Supplied entries START

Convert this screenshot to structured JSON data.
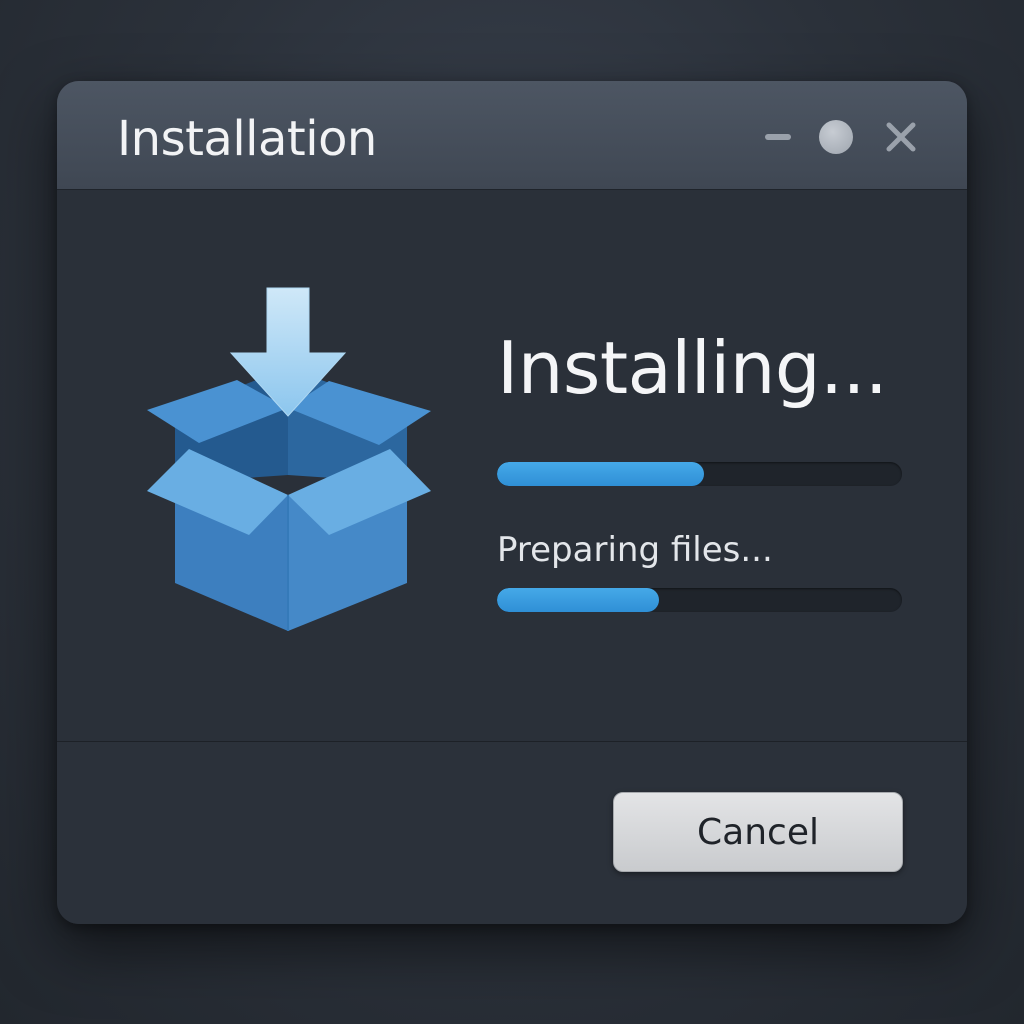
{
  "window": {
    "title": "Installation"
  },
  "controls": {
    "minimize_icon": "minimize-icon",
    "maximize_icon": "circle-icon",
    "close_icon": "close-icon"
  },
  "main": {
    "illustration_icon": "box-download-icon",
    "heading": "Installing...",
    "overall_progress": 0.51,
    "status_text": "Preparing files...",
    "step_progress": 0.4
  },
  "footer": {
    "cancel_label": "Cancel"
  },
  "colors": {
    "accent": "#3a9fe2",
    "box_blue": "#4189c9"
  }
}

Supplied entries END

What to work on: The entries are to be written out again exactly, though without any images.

Response:
Convert this screenshot to structured JSON data.
{
  "window": {
    "title": "Installation"
  },
  "controls": {
    "minimize_icon": "minimize-icon",
    "maximize_icon": "circle-icon",
    "close_icon": "close-icon"
  },
  "main": {
    "illustration_icon": "box-download-icon",
    "heading": "Installing...",
    "overall_progress": 0.51,
    "status_text": "Preparing files...",
    "step_progress": 0.4
  },
  "footer": {
    "cancel_label": "Cancel"
  },
  "colors": {
    "accent": "#3a9fe2",
    "box_blue": "#4189c9"
  }
}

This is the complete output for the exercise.